This afternoon, a female employee was killed at the start of a show at SeaWorld's Shamu Stadium in Orlando, Florida. According to eye witnesses, the employee had just explained to the audience what they were about to see in the show when all of a sudden a whale came out of the water and grabbed the employee by the waist. She was whipped around, making one of her shoes to fly off her foot. Sirens went off and the entire audience was evacuated from Shamu Stadium.The fire department was there within 5 minutes of the phone call that was made a little before 2 pm, however the employee was dead by the time they arrived. The whale's name was Tillikum, nicknamed "Tilly". Tilly drowned a trainer in 1991 in British Columbia. Our prayers are with the employees family and friends.
When someone brings up Great Coasters International, the things that come to mind usually add up to the following; small wooden twisters, lifts topping 100 ft, top speeds averaging from 50-55 mph, and rather compact courses. Now that Knight Valley has placed its order, those guidelines are now thrown out the window.
Though little is known about a few of the details, Great Coasters International has released on their website some numbers on the ride as well as computer renderings of progress in the actual design. What resulted is something that just obliterates every GCI coaster currently in existance.
Following the usual twisted pre-lift, the 30 degree ascent will take riders up a hill to a height of 147 ft. From there, a sequence of three drops, or a triple drop, wheras, there is little to no gain in altitude between drops, will have riders plummet 131 ft, where it will reach a top speed of around 61 mph. The rest of the course that follows adds up to a high speed terrain course. The track keeps low to the ground, rising and falling with the contours of the land. A few hills deter from that, but overall, this coaster will not go above tree top height. Some features include banking upto 80 degrees, a station flythrough and flyby, and GCI's signature Millennium Flyer single bench articulating trains. The course shall have a total length of 4,817 ft. A castle like structure shall be placed near the top of the lift and the first descent. The new wooden coaster is set to debut with the park this year.
Coaster manufacturer S&S Worldwide has just sent Coaster-net a press release stating that they have just signed a deal with Dinosaur Park in Changzhou, China to build yet another of their brilliant 4D coasters.
Very few details were released to us but we have been told that it will be approximately 250' tall and hit a top speed of near 80 mph. These stats would put this new thriller slightly taller and faster than S&S's last 4D coaster, Eejanaika.
The press release did mention that Dinosaur Park's 4D coaster will feature many of the same elements found on X2 and Eejanaika. These include an initial rear facing seating position, u-turn prior to the lift, and a near vertical drop into a raven turn.

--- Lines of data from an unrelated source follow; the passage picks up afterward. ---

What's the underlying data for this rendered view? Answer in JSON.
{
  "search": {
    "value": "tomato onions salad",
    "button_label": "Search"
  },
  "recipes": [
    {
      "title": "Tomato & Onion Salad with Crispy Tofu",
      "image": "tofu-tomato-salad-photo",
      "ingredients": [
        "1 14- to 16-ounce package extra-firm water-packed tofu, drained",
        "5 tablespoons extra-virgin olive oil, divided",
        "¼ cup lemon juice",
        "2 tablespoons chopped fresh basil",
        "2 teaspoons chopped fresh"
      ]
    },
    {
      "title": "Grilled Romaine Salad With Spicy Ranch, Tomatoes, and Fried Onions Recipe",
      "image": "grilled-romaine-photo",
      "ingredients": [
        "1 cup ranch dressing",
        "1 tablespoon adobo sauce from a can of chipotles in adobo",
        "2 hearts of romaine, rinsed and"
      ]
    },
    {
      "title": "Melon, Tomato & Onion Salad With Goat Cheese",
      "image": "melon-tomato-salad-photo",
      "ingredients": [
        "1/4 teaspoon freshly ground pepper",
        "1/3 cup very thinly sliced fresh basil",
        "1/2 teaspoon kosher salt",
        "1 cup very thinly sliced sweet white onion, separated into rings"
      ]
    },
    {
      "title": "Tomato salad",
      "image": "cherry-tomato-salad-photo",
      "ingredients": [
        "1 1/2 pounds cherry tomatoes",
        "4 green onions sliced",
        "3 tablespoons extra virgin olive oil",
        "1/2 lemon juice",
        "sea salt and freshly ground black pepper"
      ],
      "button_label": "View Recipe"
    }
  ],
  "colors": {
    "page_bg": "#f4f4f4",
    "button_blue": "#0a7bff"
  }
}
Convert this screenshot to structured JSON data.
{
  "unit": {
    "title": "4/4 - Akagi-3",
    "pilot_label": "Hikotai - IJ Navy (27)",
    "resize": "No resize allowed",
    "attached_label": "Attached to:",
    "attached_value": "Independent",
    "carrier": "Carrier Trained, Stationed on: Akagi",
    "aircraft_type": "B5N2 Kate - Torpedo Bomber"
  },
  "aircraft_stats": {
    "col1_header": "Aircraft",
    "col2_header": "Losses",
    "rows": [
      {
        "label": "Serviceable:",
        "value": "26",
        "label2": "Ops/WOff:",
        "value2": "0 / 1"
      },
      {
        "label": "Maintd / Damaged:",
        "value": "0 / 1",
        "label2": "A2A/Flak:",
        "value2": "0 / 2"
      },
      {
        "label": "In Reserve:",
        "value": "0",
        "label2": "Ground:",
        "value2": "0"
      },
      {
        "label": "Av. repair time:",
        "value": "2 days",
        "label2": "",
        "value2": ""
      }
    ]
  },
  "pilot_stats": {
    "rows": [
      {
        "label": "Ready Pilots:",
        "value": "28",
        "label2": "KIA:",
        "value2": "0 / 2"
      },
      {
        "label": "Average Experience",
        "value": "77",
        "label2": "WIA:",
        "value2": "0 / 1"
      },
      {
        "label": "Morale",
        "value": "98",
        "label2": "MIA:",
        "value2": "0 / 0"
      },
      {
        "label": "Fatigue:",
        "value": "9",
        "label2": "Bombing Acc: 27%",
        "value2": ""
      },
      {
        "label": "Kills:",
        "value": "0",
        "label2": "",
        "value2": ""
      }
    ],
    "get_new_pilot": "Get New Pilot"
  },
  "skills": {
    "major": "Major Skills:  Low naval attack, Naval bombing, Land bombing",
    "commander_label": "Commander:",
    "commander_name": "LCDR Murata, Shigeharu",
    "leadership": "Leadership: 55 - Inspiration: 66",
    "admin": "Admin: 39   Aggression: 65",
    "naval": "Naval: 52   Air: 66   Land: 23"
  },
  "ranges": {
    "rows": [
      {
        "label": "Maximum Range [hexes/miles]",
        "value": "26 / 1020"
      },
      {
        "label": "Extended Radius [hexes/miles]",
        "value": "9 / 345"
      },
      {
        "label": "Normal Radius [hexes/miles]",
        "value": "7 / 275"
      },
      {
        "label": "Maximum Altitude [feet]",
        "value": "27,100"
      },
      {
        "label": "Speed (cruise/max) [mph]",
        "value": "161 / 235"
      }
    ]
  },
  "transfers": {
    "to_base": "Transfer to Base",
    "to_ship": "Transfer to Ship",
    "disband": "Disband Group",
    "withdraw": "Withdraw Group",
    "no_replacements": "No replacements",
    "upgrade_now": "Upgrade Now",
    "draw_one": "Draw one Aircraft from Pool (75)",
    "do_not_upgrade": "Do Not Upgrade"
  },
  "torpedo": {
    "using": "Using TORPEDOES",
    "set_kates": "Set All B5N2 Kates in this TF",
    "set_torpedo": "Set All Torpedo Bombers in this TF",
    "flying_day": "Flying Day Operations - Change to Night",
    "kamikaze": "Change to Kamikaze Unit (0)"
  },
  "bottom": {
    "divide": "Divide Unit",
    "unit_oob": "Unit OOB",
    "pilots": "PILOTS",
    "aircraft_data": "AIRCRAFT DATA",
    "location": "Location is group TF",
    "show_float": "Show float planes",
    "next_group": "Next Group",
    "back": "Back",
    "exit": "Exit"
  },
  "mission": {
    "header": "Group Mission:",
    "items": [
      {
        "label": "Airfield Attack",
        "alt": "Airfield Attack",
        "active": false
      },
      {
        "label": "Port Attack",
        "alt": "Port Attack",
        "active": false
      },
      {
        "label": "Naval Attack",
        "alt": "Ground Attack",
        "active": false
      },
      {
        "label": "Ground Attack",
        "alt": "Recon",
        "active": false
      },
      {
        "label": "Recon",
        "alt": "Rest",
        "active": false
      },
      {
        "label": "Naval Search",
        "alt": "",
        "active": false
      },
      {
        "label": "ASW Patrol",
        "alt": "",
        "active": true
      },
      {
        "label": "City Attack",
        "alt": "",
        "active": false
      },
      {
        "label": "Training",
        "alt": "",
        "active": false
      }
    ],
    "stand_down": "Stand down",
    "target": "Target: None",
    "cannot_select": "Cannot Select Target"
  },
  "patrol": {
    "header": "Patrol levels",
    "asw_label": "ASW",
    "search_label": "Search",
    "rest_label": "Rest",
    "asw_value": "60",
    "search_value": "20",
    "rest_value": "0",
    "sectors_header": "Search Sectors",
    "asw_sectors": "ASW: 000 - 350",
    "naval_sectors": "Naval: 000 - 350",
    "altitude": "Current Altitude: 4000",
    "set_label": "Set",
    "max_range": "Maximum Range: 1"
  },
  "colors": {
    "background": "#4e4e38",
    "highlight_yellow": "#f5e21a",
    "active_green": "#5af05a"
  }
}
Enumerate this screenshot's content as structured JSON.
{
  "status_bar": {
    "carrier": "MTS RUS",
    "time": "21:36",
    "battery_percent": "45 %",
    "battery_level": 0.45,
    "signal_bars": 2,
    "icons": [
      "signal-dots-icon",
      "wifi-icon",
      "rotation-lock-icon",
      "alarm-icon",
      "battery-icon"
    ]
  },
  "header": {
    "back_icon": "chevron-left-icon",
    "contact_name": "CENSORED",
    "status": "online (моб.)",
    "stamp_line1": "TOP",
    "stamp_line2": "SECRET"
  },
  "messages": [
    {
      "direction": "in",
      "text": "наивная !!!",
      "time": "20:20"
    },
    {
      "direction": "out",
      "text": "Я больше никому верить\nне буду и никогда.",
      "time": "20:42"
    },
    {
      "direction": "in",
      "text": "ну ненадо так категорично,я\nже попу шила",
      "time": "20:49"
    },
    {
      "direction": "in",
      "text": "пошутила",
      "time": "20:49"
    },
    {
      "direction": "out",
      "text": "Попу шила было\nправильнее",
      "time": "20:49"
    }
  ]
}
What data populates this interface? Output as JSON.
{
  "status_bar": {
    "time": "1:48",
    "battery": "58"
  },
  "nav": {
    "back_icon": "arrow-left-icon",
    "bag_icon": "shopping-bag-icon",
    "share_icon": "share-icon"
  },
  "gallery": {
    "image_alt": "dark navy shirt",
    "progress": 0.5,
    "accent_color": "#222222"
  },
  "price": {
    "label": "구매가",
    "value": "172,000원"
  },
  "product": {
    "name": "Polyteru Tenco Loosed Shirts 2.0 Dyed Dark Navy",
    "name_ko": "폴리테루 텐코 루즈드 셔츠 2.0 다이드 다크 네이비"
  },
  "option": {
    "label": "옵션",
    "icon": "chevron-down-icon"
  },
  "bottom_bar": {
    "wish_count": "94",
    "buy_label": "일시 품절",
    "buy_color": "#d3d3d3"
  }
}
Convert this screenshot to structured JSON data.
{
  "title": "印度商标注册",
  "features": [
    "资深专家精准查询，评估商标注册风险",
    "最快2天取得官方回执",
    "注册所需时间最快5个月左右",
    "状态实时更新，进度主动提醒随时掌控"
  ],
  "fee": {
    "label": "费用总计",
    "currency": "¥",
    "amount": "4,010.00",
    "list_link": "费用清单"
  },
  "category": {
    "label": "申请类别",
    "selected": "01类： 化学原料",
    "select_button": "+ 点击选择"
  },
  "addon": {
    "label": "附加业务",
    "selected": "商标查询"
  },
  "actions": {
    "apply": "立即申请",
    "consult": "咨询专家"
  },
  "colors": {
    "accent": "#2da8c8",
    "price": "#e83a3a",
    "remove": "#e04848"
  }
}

Perhaps this ride will be a near clone of one of S&S's past 4D coasters or perhaps it will be an entirely new layout. But regardless of what changes and what stays the same, the company has set a very high benchmark to match with this newest release.
After long being speculated, Six Flags has formally announced that Kentucky Kingdom will not reopen for the 2010 season. The company has decided not to renew a lease it had with the Kentucky State Fair Board after both sides were unable to come to terms of a new lease.
"We are deeply disappointed to be leaving such a great fan base in the greater metropolitan area of Louisville and we are grateful to the thousands of employees at Kentucky Kingdom and the millions of guests for their dedication, support and loyalty over the years,” Mark Sharpio announced. However, he also stated that this closure would solely relate to the Kentucky Kingdom park and that the rest of the parks will not be affected. This announcement comes while Six Flags is restructuring its company.
The Louisville park was opened on May 23rd, 1987 and operated for 22 years. It was originally operated by During that time period, it operated nine roller coasters, including Vampire, which is now Flashback at Six Flags New England, T2, America's first SLC, and Chang, a large stand-up now in storage at Six Flags Great America. The fate of the rest of the rides, including T2, are unknown, though Six Flags states they have intentions to relocate the rides and full-time employees of the park to any of Six Flag's other locations.